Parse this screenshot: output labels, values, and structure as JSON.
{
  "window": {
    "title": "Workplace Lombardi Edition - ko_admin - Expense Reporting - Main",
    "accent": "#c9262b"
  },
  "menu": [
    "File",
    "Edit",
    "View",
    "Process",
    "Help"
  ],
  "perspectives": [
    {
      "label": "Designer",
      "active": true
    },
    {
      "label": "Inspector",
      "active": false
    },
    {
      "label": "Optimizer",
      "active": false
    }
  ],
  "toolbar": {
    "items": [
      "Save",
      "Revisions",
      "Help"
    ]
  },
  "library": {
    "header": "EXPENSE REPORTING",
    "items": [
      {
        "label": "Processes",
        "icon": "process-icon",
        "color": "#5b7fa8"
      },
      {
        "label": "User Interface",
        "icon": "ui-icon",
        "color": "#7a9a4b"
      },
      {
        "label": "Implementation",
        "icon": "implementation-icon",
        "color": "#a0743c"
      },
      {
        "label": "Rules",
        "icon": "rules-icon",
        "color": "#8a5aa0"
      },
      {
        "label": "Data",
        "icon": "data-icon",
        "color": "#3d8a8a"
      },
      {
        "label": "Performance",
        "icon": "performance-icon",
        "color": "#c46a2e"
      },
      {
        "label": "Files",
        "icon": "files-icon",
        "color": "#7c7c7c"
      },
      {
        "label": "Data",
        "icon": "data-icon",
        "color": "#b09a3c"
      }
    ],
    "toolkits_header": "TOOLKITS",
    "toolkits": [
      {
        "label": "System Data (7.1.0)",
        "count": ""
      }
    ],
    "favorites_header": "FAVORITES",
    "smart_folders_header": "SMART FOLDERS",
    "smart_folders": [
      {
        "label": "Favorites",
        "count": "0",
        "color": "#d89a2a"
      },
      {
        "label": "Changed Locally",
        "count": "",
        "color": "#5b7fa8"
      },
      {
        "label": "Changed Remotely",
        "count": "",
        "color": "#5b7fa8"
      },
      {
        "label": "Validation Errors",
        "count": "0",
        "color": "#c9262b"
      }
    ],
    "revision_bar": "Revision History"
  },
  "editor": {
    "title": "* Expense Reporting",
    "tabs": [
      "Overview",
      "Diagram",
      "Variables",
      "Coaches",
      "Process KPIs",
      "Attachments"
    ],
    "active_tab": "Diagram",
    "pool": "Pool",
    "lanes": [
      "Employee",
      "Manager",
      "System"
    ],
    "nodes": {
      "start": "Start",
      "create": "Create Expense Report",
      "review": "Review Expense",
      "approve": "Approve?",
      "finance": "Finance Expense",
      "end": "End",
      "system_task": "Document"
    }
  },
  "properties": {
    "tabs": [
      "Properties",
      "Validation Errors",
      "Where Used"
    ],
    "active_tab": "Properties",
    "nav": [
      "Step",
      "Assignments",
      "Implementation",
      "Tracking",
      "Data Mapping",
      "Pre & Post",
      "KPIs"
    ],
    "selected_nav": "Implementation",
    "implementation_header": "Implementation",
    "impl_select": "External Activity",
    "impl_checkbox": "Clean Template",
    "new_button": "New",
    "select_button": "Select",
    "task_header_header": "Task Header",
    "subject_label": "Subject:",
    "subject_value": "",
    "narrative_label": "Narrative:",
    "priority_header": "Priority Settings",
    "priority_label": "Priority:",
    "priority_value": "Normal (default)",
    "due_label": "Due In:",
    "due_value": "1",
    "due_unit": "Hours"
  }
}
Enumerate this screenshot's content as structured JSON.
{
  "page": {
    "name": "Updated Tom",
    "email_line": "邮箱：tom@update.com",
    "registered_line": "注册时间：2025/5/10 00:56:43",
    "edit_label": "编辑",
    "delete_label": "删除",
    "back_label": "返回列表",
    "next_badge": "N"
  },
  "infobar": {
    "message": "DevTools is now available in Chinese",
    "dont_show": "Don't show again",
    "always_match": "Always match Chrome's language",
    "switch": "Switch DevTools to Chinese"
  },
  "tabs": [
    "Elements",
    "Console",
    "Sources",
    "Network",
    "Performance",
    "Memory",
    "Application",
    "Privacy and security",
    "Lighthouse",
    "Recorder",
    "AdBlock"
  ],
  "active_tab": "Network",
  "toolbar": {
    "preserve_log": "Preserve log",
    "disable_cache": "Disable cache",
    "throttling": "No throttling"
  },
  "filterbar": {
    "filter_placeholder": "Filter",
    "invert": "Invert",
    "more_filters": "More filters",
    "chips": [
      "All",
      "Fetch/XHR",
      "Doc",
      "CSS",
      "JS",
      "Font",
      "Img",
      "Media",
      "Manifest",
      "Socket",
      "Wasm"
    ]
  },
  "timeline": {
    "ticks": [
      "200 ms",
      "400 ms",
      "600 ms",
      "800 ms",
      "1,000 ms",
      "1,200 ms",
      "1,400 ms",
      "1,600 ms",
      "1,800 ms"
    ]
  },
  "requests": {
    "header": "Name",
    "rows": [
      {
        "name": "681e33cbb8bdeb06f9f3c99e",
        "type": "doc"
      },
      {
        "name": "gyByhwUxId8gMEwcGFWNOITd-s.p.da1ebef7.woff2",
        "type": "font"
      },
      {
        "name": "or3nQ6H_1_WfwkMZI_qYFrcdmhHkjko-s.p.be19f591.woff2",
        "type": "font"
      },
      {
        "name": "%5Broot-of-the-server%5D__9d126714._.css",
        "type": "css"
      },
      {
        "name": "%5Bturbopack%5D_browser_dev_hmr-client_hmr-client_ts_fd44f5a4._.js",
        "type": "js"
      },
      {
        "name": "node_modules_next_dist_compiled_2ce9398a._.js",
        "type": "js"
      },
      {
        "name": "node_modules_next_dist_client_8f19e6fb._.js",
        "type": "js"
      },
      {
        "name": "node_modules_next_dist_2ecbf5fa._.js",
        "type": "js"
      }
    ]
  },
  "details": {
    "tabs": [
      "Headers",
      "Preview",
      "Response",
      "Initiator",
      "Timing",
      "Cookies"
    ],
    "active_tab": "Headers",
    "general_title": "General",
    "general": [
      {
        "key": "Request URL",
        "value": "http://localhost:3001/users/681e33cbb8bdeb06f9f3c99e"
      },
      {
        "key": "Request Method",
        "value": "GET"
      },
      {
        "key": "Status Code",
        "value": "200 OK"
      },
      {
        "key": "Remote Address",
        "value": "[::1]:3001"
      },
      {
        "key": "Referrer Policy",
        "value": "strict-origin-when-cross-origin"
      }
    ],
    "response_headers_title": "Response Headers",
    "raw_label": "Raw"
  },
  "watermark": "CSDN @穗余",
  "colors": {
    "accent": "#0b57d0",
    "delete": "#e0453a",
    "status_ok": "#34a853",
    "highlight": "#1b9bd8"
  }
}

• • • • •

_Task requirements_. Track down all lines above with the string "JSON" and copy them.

_Completed task_.
Parse this screenshot: output labels, values, and structure as JSON.
Enumerate this screenshot's content as structured JSON.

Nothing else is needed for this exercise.